### TRY IT
For the entries that follow, report how many lines include the word "color" and add nothing.

Data about app and page elements

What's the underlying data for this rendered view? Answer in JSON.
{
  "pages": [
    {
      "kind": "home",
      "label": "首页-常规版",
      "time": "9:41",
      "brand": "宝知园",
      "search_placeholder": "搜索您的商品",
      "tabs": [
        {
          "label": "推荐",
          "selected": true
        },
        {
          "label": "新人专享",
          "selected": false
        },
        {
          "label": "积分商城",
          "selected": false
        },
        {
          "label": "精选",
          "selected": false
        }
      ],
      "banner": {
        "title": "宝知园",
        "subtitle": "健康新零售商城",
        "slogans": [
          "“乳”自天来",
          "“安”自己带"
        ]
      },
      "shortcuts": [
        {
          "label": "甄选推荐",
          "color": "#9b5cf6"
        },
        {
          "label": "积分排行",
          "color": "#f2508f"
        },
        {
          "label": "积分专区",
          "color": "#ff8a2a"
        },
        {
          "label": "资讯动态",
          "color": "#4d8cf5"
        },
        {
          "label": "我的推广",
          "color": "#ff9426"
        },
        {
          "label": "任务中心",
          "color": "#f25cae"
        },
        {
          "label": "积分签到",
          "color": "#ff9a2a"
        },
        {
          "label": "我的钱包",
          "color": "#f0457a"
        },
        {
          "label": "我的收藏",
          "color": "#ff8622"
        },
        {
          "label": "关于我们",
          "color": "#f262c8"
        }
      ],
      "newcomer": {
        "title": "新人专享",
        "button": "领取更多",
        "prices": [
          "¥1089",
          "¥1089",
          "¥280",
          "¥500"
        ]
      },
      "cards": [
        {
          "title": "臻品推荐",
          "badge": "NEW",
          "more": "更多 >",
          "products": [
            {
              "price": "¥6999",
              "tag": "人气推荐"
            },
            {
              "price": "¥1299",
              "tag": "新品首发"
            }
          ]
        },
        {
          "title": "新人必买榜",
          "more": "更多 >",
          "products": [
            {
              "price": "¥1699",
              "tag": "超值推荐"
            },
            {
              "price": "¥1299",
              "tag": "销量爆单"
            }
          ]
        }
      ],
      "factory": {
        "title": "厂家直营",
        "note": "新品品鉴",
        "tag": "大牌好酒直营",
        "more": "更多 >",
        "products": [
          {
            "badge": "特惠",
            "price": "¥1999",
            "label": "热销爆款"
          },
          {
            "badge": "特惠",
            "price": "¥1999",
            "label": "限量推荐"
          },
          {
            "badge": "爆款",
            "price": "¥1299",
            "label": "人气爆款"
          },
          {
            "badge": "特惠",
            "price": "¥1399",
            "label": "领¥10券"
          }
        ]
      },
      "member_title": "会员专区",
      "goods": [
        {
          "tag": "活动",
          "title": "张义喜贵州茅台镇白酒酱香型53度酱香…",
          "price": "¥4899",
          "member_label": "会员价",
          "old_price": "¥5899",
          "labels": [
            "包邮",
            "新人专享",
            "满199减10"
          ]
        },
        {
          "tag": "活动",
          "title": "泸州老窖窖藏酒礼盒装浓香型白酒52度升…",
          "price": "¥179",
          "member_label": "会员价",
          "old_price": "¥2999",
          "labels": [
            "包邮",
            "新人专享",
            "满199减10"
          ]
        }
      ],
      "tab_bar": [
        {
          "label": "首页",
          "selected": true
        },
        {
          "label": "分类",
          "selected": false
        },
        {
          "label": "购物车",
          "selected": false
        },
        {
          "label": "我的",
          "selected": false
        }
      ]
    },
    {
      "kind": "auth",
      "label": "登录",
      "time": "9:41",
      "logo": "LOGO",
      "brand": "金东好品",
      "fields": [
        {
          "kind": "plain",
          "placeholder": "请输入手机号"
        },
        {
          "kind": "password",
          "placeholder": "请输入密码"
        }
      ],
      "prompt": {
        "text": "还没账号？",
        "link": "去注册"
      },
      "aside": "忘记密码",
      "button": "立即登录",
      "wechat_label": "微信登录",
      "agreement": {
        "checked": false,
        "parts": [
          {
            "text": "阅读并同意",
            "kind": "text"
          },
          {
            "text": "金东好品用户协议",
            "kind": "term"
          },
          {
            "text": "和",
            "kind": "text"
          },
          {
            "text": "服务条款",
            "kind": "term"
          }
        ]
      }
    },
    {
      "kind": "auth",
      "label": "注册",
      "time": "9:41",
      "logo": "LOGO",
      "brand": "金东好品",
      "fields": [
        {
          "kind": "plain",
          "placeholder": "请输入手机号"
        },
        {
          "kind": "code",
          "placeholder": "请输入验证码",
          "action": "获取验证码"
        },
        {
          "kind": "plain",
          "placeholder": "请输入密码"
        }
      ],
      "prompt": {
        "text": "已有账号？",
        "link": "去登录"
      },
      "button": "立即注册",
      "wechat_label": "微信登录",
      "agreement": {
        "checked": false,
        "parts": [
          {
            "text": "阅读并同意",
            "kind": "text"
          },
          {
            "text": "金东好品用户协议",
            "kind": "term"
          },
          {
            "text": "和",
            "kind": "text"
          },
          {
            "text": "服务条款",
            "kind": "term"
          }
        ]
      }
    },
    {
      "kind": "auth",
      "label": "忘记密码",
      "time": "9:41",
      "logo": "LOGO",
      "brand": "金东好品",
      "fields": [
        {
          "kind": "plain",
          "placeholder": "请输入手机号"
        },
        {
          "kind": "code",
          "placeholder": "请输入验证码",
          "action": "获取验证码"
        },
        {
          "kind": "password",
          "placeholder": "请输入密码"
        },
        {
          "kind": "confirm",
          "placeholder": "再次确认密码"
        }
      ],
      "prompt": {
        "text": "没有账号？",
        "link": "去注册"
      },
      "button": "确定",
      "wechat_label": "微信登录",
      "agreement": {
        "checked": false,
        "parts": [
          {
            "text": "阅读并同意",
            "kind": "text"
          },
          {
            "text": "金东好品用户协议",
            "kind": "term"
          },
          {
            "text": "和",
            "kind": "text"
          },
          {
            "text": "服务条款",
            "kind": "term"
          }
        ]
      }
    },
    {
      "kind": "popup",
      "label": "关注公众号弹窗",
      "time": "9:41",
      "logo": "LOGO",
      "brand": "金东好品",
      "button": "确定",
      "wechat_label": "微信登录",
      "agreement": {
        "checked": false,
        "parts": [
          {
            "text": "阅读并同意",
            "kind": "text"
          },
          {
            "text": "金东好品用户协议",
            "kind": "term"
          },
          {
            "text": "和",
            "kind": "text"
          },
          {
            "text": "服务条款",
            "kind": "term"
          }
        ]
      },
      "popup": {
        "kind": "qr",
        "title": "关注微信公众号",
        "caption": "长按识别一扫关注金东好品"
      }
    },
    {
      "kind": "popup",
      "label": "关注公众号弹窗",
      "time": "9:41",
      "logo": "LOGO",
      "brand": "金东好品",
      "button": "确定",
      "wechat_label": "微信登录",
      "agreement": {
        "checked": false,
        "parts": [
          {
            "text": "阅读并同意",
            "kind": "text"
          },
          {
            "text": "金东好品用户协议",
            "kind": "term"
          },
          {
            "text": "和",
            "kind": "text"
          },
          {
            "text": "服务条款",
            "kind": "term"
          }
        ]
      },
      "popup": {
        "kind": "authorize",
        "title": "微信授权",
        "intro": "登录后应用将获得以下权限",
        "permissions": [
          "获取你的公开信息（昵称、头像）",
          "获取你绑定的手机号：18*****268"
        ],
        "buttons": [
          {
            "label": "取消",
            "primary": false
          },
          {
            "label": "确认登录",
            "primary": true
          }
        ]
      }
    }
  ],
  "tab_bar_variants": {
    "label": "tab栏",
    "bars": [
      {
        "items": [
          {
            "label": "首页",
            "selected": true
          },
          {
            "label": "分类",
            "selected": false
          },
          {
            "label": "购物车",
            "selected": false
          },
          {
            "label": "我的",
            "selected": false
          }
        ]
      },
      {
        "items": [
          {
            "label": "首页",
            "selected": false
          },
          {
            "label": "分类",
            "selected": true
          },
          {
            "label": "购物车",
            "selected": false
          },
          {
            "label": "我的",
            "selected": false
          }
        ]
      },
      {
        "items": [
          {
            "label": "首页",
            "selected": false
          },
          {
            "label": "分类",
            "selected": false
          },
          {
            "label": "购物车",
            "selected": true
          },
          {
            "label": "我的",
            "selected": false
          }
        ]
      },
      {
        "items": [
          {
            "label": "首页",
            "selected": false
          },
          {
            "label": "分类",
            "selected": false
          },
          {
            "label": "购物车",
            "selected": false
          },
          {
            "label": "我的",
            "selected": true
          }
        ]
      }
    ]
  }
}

### WRITTEN ANSWER
10